– Before I put the question I should like on my own behalf, and onbehalf of the Chairman of Committees, to thank the right honorable the Prime Minister (Mr. Bruce), and the Leader of the Opposition (Mr. Charlton) for their kind expression of appreciation. I feel sure that the staff of this Parliament would desireme to say how they value the goodwill manifested towards them. The Chairman of Committees and myself know of the very great difficulties which the staff hadto face in this new building in getting the parliamentary machine to run smoothly under entirelynew conditions. We are deeply indebted to every member of the staff from the officers at the table to the messengers and attendants for the efficient, loyal, and willing mannerin which they have carried out their work. They have all endeavoured to do theirbest, and to make their work worthy of their surroundings.
I desire also to express my appreciation of the excellent services rendered by the Commonwealth Parliamentary Librarian (Mr. Wadsworth), who is about to retire. The Library Committee has placed upon record its appreciation of his service. The members of the committee have been closely associated with Mr. Wadsworth in his work, and we all know that he is a gentleman who has read extensively, who possesses a cultured mind, and has a large knowledge of the technique of library organization. He gave of his best to the Library, and in leaving he is carrying with him our very best wishes for happiness in his retirement.
On behalf of the staff I offer to honorable members our. best wishes. I trust that therecess will be one of recreation, enjoyment, and happiness, and that honorable members will return refreshed and prepared to carry on their important duties in a manner worthy of the National Parliament of the Commonwealth.
Question resolved in the affirmative.
– The House stands adjourned until a date and hour to be fixed, and notified to each member by telegram or letter.
House adjourned at 11.40 p.m.

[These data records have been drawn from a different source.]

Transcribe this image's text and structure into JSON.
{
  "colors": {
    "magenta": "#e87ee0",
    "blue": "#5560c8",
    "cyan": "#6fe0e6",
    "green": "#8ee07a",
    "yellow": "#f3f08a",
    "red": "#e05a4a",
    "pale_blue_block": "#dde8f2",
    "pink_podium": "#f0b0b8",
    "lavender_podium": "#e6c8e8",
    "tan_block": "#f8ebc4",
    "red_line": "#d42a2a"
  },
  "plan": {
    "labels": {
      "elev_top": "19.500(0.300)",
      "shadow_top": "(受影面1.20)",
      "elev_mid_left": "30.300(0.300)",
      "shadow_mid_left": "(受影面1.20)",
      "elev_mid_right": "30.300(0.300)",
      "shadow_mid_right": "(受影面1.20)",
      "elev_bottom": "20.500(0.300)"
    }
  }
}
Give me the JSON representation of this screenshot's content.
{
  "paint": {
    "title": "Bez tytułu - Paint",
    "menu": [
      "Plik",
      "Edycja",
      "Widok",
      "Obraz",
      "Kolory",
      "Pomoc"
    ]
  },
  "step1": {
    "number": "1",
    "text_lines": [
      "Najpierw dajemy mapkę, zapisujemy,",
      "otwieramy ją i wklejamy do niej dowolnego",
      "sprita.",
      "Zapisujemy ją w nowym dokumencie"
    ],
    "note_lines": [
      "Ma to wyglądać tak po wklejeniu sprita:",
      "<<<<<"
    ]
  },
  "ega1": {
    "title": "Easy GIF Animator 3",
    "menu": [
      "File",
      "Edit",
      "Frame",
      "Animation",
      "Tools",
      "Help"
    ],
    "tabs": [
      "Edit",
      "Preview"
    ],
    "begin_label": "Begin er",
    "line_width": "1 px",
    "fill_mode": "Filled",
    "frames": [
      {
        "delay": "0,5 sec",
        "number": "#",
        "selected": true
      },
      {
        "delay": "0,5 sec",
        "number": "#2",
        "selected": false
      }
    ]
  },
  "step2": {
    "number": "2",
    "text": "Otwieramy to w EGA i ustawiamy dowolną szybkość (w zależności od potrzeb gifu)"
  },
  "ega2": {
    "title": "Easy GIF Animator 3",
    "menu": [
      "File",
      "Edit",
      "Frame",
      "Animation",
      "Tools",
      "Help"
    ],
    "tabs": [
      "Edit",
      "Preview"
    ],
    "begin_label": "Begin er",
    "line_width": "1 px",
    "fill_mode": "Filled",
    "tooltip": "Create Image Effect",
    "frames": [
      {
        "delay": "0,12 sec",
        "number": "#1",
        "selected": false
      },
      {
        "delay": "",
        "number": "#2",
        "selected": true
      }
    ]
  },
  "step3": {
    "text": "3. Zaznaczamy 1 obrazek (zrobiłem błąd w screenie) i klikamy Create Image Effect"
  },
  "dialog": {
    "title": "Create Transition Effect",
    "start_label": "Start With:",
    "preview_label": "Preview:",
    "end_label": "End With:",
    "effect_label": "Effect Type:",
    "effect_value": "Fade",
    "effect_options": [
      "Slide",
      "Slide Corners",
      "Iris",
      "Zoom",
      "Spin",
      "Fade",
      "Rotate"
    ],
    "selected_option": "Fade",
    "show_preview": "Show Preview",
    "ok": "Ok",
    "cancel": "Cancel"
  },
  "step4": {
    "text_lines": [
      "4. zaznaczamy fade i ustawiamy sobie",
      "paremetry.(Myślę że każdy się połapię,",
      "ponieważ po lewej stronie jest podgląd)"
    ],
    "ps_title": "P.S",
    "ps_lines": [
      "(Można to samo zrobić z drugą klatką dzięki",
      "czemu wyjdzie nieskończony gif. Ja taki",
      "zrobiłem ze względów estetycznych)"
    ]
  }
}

Cite as: Australia, House of Representatives, Debates, 15 December 1927, viewed 22 October 2017, <http://historichansard.net/hofreps/1927/19271215_reps_10_117/>.